Do you believe in mystical creatures? Vampires? Mommies? How about God and religion, and the relations between all the above?
‘Superior Being’ opens a gate into a supernatural world where magical occurrences are possible. A world in which humans don’t believe, and might even refuse to, but eventually find themselves dealing with enchanted situations and are forced to navigate their lives with it.
Jaroslaw Gogolin, the talented writer, takes us on a journey in today’s Poland and ties our present with its rich difficult past. ‘Superior Being’ follows the tales of Ed, an officer, and Mark, a police station hired citizen, as they try and find a mystery creature that escaped a tomb they were asked to excavate. Intrigued? You should be.
To their surprise, the grave turned out to hold much more that your regular corpse, and as they unseal it, they unknowingly invite a whole lot of troubles into their quiet town. The creature they found inside the tomb escaped, leaving injured people behind it, and too many questions no one dares say out loud. Was the creature alive or dead? Is it human or mystical? And what is it after? To find out, you will have to follow Ed and Mark.
As in all good stories, as much as Mark and Ed try and get to the bottom of things, new questions just keep rising. As they struggle to find the truth, other figures secretly monitor their every move and cast new suspicions on the already troubling ordeal. Their investigation is anything but normal.
The first part of the screenplay deals with faith, fairy tales and fear. It tests our characters’ belief system and through that our own. This way, as the characters embark on their journey, the readers will find themselves doubting theirs. But when all of that is coated with good drama and an entertaining thrill, you’re in for some fun.
Having said that, the two-part script is almost 250 pages long. It can be half that length. There are too many scenes and beats in the first part that doesn’t advance the plot and reduce the tension the writer worked so beautifully to create. The characters need further development and the story, although having all the right elements in it, doesn’t explore its premise enough and leaves its characters and us in a rather shallow space.
However, the potential is definitely there, and the reading experience was delightful. I also must applaud the writer for writing such a detailed complex script and doing so in a foreign language. That is never an easy task, but none the less, the emotions and actions were clear.
The screenplay’s setting is intriguing and adds an exciting layer and possibilities to the story.

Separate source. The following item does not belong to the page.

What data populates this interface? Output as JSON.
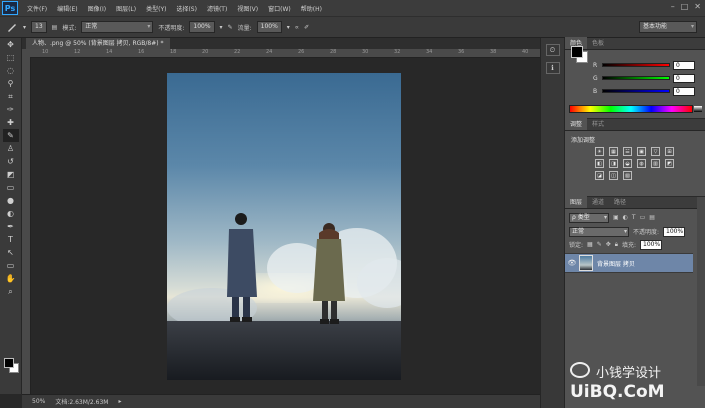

Poland possesses great history and I enjoyed the writer’s use of structures from world war 2 and an old Jewish graveyard that later turned into a German graveyard. These wonderful choices hold sensational prospects that the writer can play with, maneuver and dive deeper into their meanings and consequences. This is especially true as we try and understand who the creature we found in the tomb is, what he wants, and where he came from.

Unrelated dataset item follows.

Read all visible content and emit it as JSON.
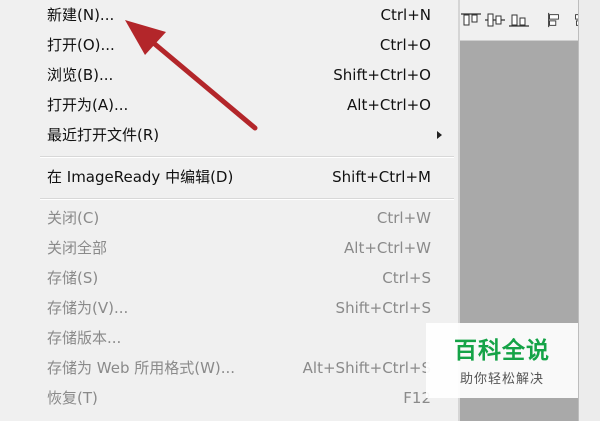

It is clear that the writer has a magnificent sense of imagination and an undeniable passion for storytelling. His attention for details is apparent, and his ability to enter his characters’ world and make them come alive stand out in every page. I can’t wait for you to see what ‘Superior Being’ Part two has instore for our beloved characters……..